Write out the records that follow exactly. Do not include pictures.

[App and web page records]
▽
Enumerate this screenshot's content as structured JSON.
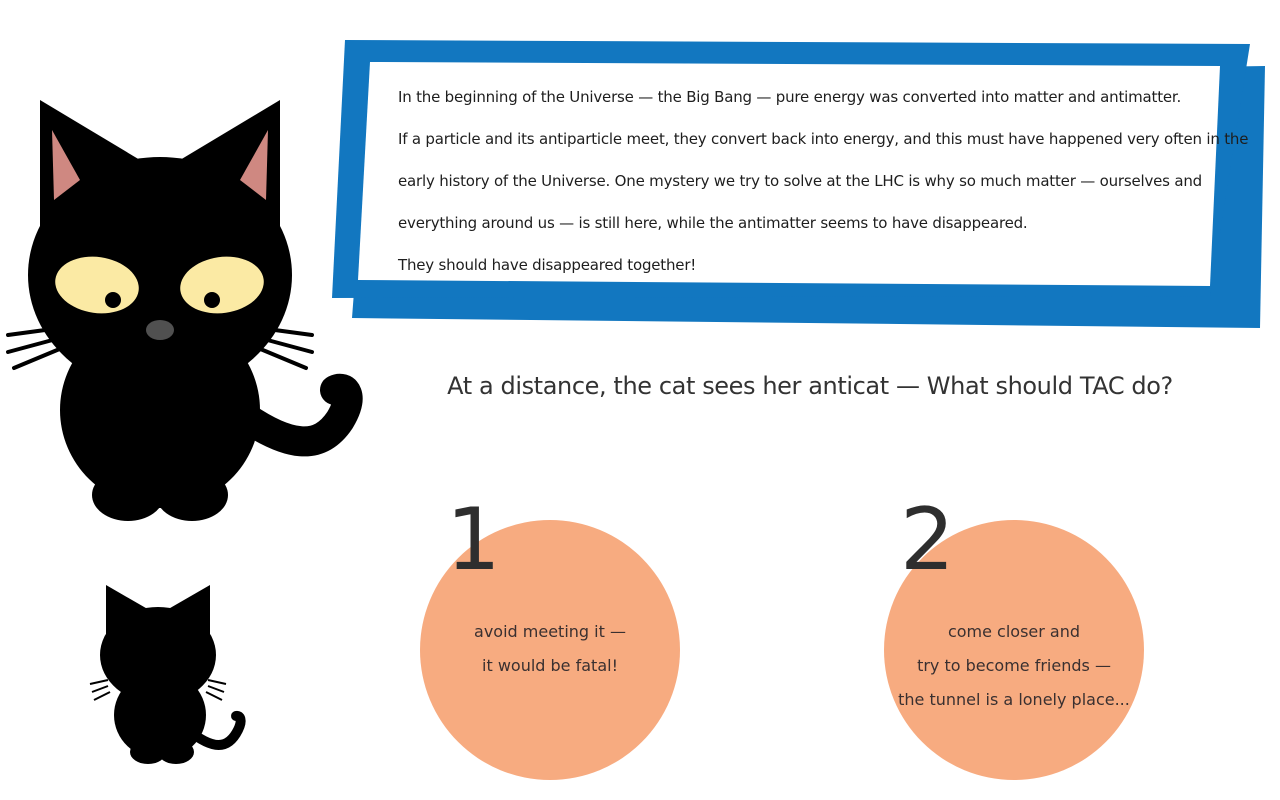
{
  "intro": {
    "lines": [
      "In the beginning of the Universe — the Big Bang — pure energy was converted into matter and antimatter.",
      "If a particle and its antiparticle meet, they convert back into energy, and this must have happened very often in the",
      "early history of the Universe. One mystery we try to solve at the LHC is  why so much matter — ourselves and",
      "everything around us — is still here, while the antimatter seems to have disappeared.",
      "They should have disappeared together!"
    ]
  },
  "question": "At a distance, the cat sees her anticat —  What should TAC do?",
  "choices": [
    {
      "number": "1",
      "lines": [
        "avoid meeting it —",
        "it would be fatal!"
      ]
    },
    {
      "number": "2",
      "lines": [
        "come closer and",
        "try to become friends —",
        "the tunnel is a lonely place..."
      ]
    }
  ],
  "colors": {
    "banner_blue": "#1277c0",
    "choice_orange": "#f7ab80",
    "cat_black": "#000000",
    "cat_eye": "#fbeaa4",
    "ear_pink": "#cf8881"
  },
  "icons": [
    "black-cat-illustration",
    "small-cat-back-illustration"
  ]
}
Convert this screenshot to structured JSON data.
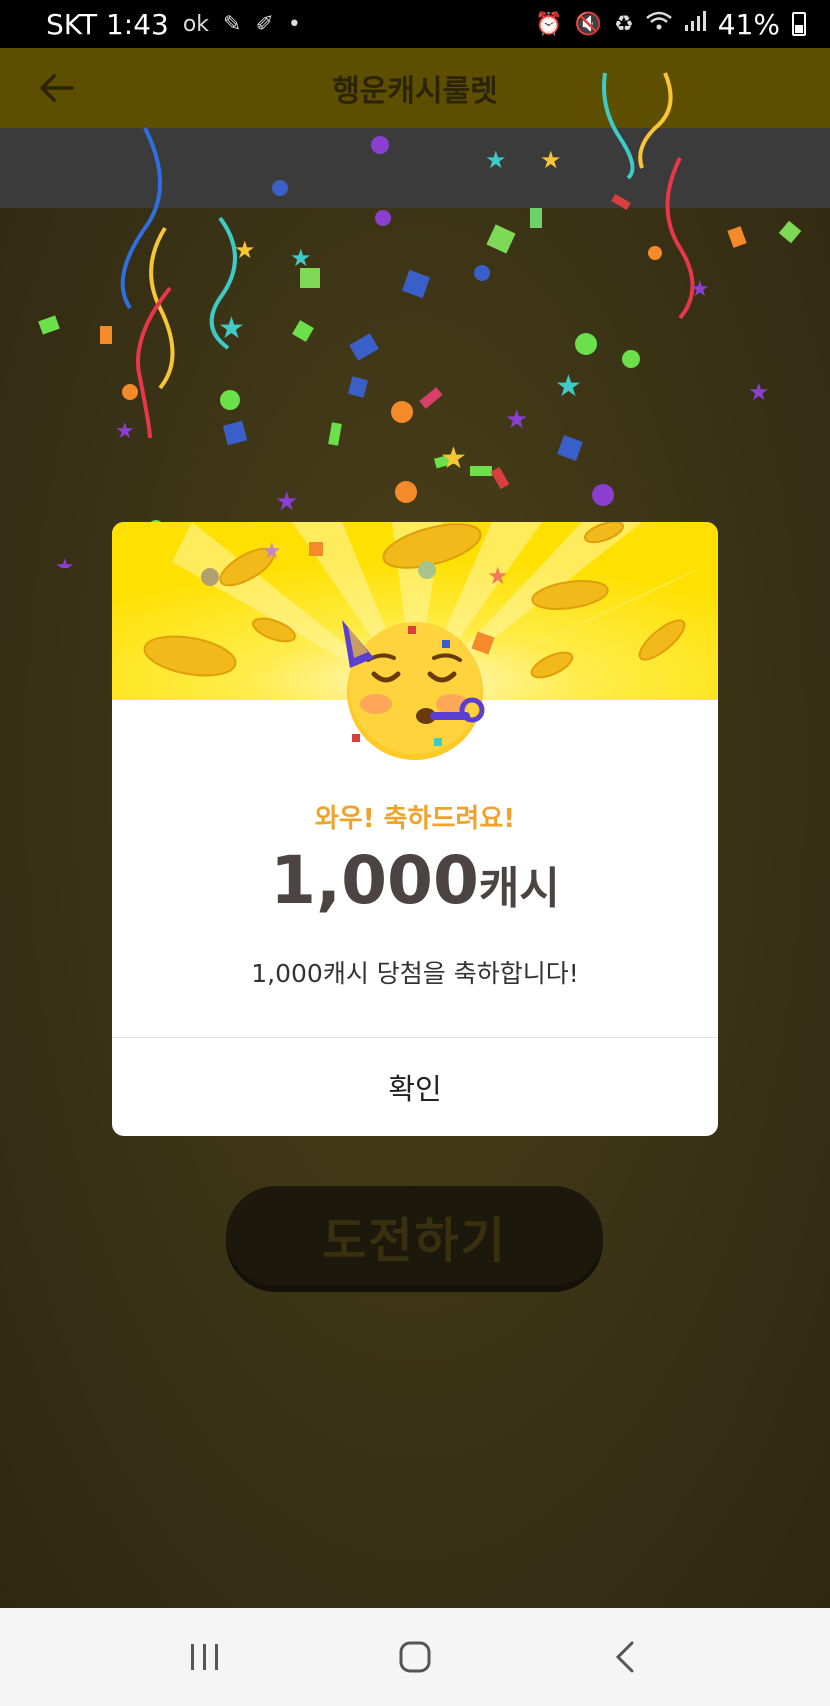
{
  "status_bar": {
    "carrier_time": "SKT 1:43",
    "battery_text": "41%",
    "icons": [
      "ok-icon",
      "settings-icon",
      "pen-icon",
      "dot-icon",
      "alarm-icon",
      "mute-icon",
      "recycle-icon",
      "wifi-icon",
      "signal-icon",
      "battery-icon"
    ]
  },
  "app": {
    "title": "행운캐시룰렛",
    "challenge_button": "도전하기"
  },
  "dialog": {
    "kicker": "와우! 축하드려요!",
    "amount_number": "1,000",
    "amount_unit": "캐시",
    "message": "1,000캐시 당첨을 축하합니다!",
    "confirm_label": "확인"
  },
  "colors": {
    "accent_yellow": "#ffe000",
    "kicker_orange": "#f0a32a",
    "amount_text": "#4c4444"
  }
}
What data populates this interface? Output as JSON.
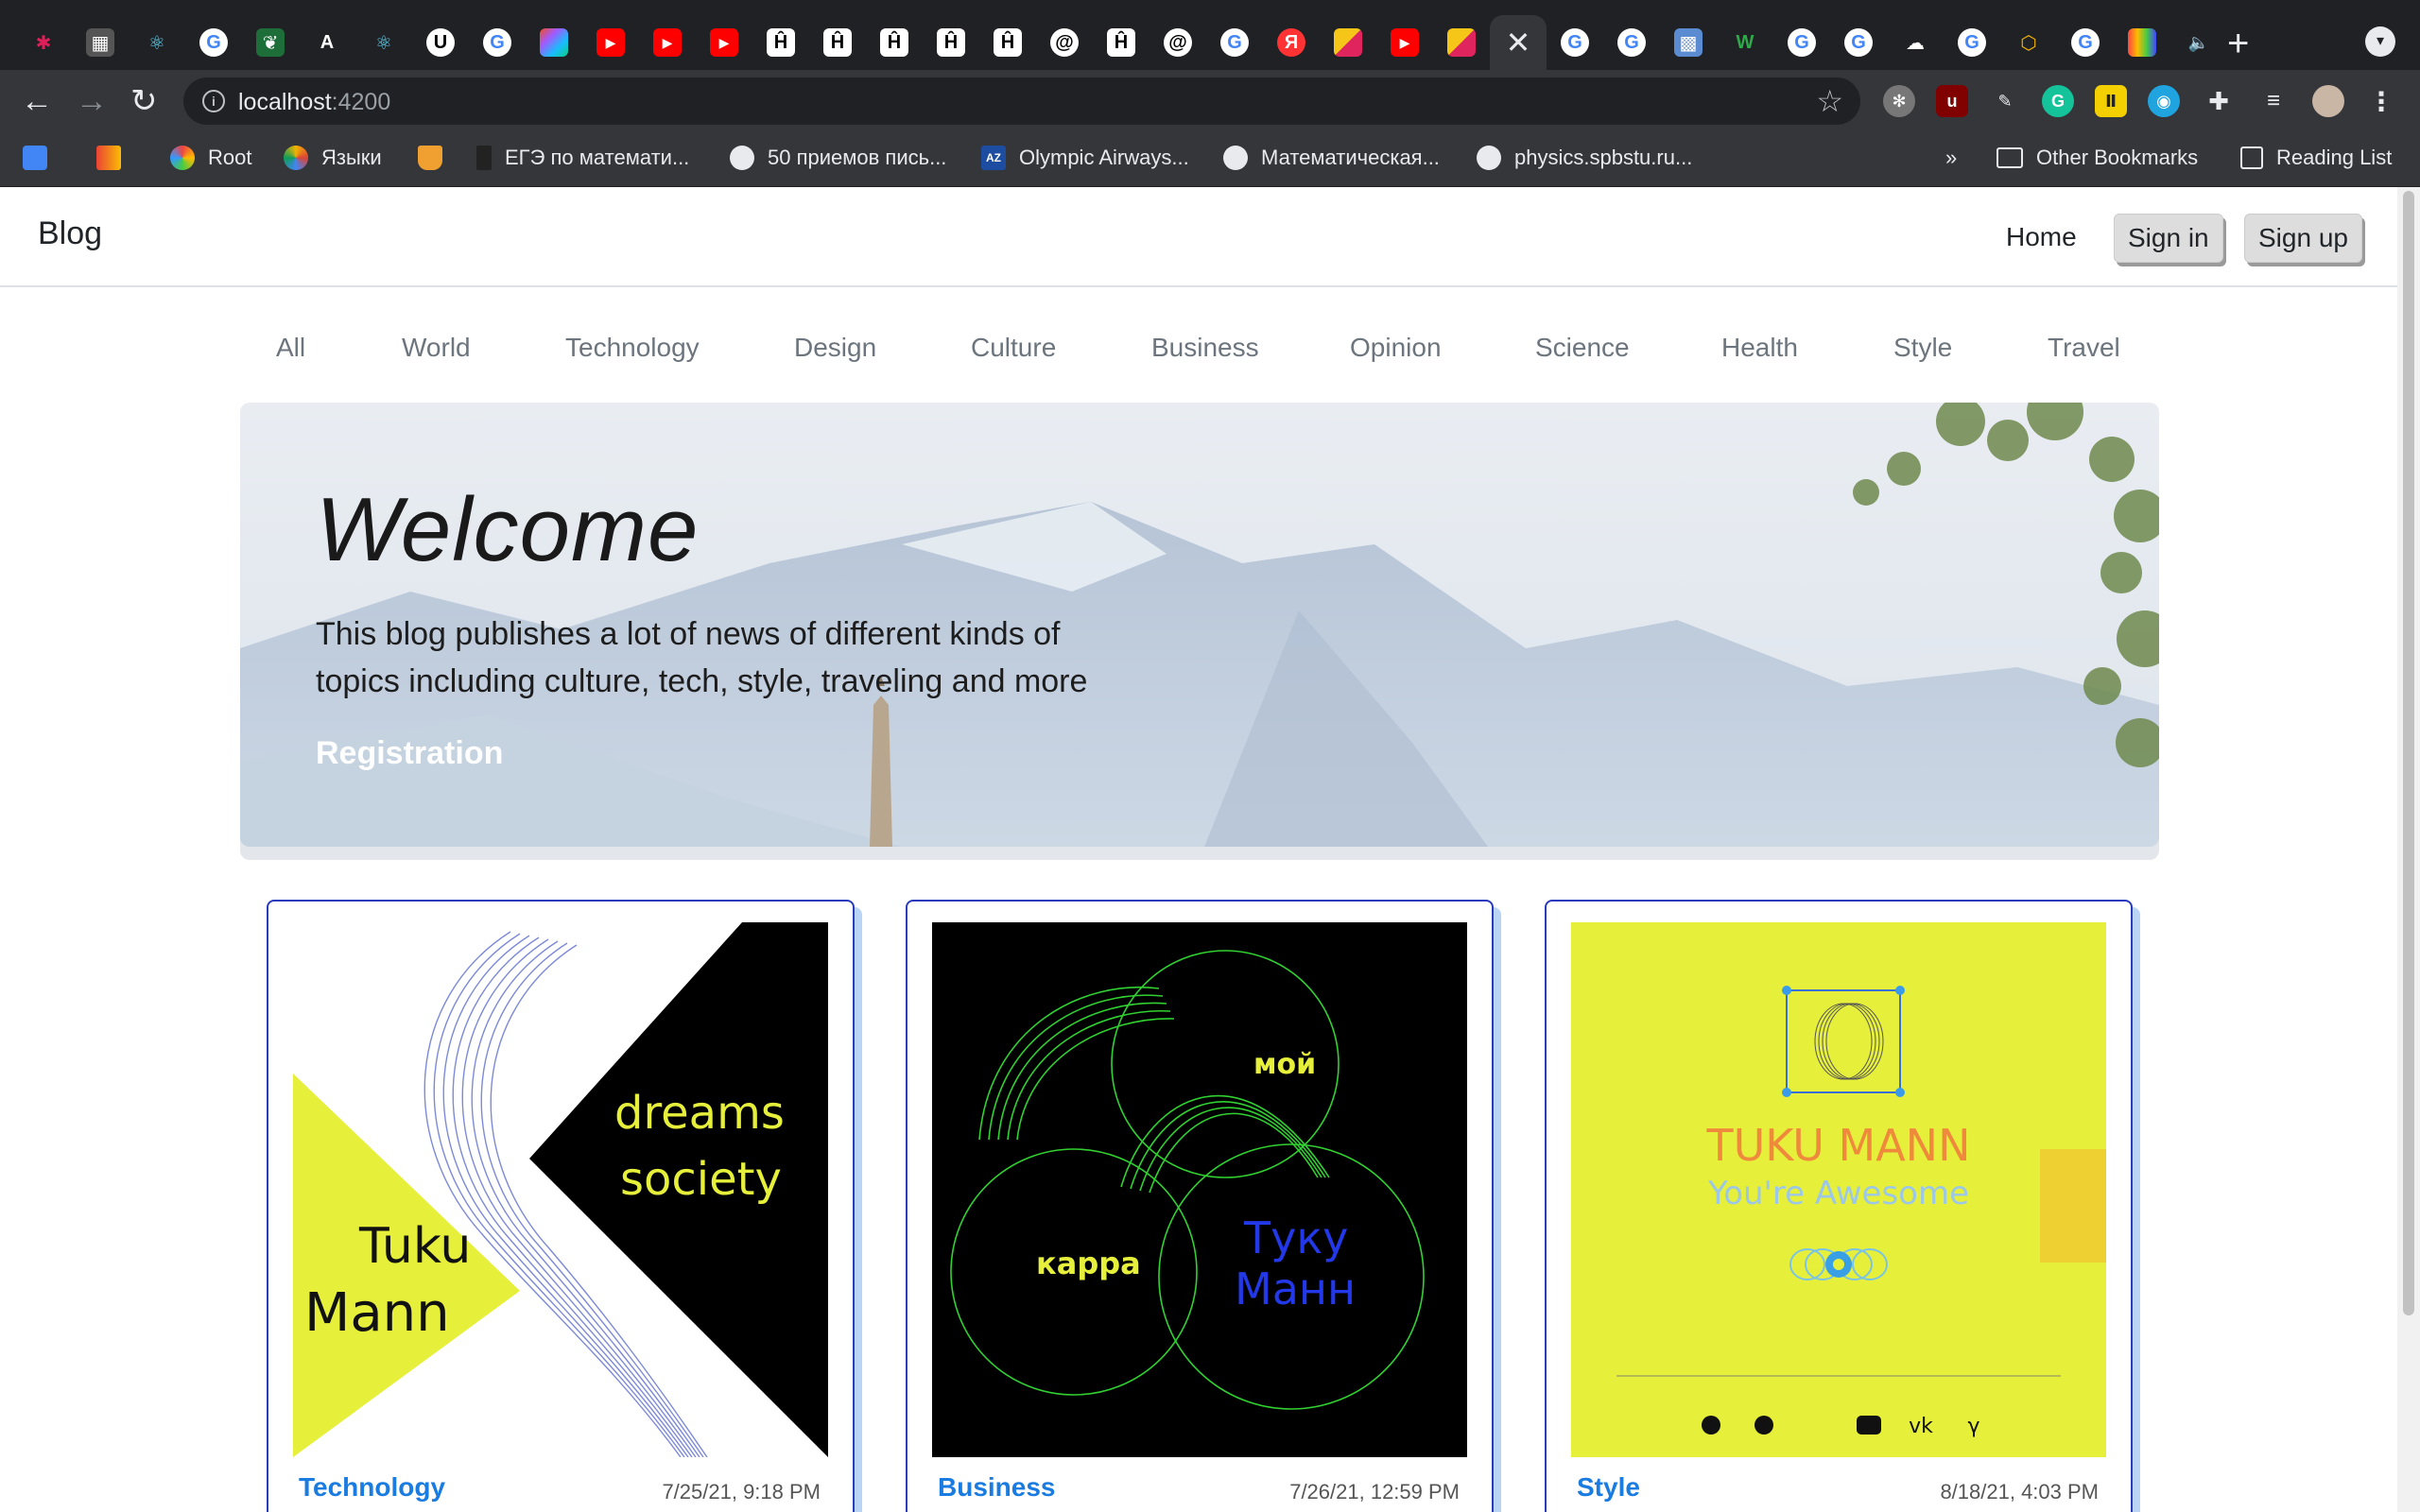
{
  "browser": {
    "url_host": "localhost",
    "url_port": ":4200",
    "bookmarks": [
      {
        "label": ""
      },
      {
        "label": ""
      },
      {
        "label": "Root"
      },
      {
        "label": "Языки"
      },
      {
        "label": ""
      },
      {
        "label": "ЕГЭ по математи..."
      },
      {
        "label": "50 приемов пись..."
      },
      {
        "label": "Olympic Airways..."
      },
      {
        "label": "Математическая..."
      },
      {
        "label": "physics.spbstu.ru..."
      }
    ],
    "bookmarks_overflow": "»",
    "other_bookmarks": "Other Bookmarks",
    "reading_list": "Reading List"
  },
  "site": {
    "brand": "Blog",
    "nav": {
      "home": "Home",
      "sign_in": "Sign in",
      "sign_up": "Sign up"
    },
    "categories": [
      "All",
      "World",
      "Technology",
      "Design",
      "Culture",
      "Business",
      "Opinion",
      "Science",
      "Health",
      "Style",
      "Travel"
    ]
  },
  "hero": {
    "title": "Welcome",
    "text": "This blog publishes a lot of news of different kinds of topics including culture, tech, style, traveling and more",
    "link": "Registration"
  },
  "cards": [
    {
      "category": "Technology",
      "date": "7/25/21, 9:18 PM",
      "art": {
        "word1": "Tuku",
        "word2": "Mann",
        "word3": "dreams",
        "word4": "society"
      }
    },
    {
      "category": "Business",
      "date": "7/26/21, 12:59 PM",
      "art": {
        "word1": "мой",
        "word2": "карра",
        "word3": "Туку",
        "word4": "Манн"
      }
    },
    {
      "category": "Style",
      "date": "8/18/21, 4:03 PM",
      "art": {
        "title": "TUKU MANN",
        "subtitle": "You're Awesome"
      }
    }
  ],
  "colors": {
    "accent_blue": "#1a7be0",
    "card_border": "#2b3bbd",
    "lime": "#e6f03a"
  }
}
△
> Output for this task:
Enumerate this screenshot's content as structured JSON.
{
  "intro": {
    "lines": [
      "In the beginning of the Universe — the Big Bang — pure energy was converted into matter and antimatter.",
      "If a particle and its antiparticle meet, they convert back into energy, and this must have happened very often in the",
      "early history of the Universe. One mystery we try to solve at the LHC is  why so much matter — ourselves and",
      "everything around us — is still here, while the antimatter seems to have disappeared.",
      "They should have disappeared together!"
    ]
  },
  "question": "At a distance, the cat sees her anticat —  What should TAC do?",
  "choices": [
    {
      "number": "1",
      "lines": [
        "avoid meeting it —",
        "it would be fatal!"
      ]
    },
    {
      "number": "2",
      "lines": [
        "come closer and",
        "try to become friends —",
        "the tunnel is a lonely place..."
      ]
    }
  ],
  "colors": {
    "banner_blue": "#1277c0",
    "choice_orange": "#f7ab80",
    "cat_black": "#000000",
    "cat_eye": "#fbeaa4",
    "ear_pink": "#cf8881"
  },
  "icons": [
    "black-cat-illustration",
    "small-cat-back-illustration"
  ]
}
Convert this screenshot to structured JSON data.
{
  "status_bar": {
    "carrier_time": "SKT 1:43",
    "battery_text": "41%",
    "icons": [
      "ok-icon",
      "settings-icon",
      "pen-icon",
      "dot-icon",
      "alarm-icon",
      "mute-icon",
      "recycle-icon",
      "wifi-icon",
      "signal-icon",
      "battery-icon"
    ]
  },
  "app": {
    "title": "행운캐시룰렛",
    "challenge_button": "도전하기"
  },
  "dialog": {
    "kicker": "와우! 축하드려요!",
    "amount_number": "1,000",
    "amount_unit": "캐시",
    "message": "1,000캐시 당첨을 축하합니다!",
    "confirm_label": "확인"
  },
  "colors": {
    "accent_yellow": "#ffe000",
    "kicker_orange": "#f0a32a",
    "amount_text": "#4c4444"
  }
}
What data populates this interface? Output as JSON.
{
  "browser": {
    "url_host": "localhost",
    "url_port": ":4200",
    "bookmarks": [
      {
        "label": ""
      },
      {
        "label": ""
      },
      {
        "label": "Root"
      },
      {
        "label": "Языки"
      },
      {
        "label": ""
      },
      {
        "label": "ЕГЭ по математи..."
      },
      {
        "label": "50 приемов пись..."
      },
      {
        "label": "Olympic Airways..."
      },
      {
        "label": "Математическая..."
      },
      {
        "label": "physics.spbstu.ru..."
      }
    ],
    "bookmarks_overflow": "»",
    "other_bookmarks": "Other Bookmarks",
    "reading_list": "Reading List"
  },
  "site": {
    "brand": "Blog",
    "nav": {
      "home": "Home",
      "sign_in": "Sign in",
      "sign_up": "Sign up"
    },
    "categories": [
      "All",
      "World",
      "Technology",
      "Design",
      "Culture",
      "Business",
      "Opinion",
      "Science",
      "Health",
      "Style",
      "Travel"
    ]
  },
  "hero": {
    "title": "Welcome",
    "text": "This blog publishes a lot of news of different kinds of topics including culture, tech, style, traveling and more",
    "link": "Registration"
  },
  "cards": [
    {
      "category": "Technology",
      "date": "7/25/21, 9:18 PM",
      "art": {
        "word1": "Tuku",
        "word2": "Mann",
        "word3": "dreams",
        "word4": "society"
      }
    },
    {
      "category": "Business",
      "date": "7/26/21, 12:59 PM",
      "art": {
        "word1": "мой",
        "word2": "карра",
        "word3": "Туку",
        "word4": "Манн"
      }
    },
    {
      "category": "Style",
      "date": "8/18/21, 4:03 PM",
      "art": {
        "title": "TUKU MANN",
        "subtitle": "You're Awesome"
      }
    }
  ],
  "colors": {
    "accent_blue": "#1a7be0",
    "card_border": "#2b3bbd",
    "lime": "#e6f03a"
  }
}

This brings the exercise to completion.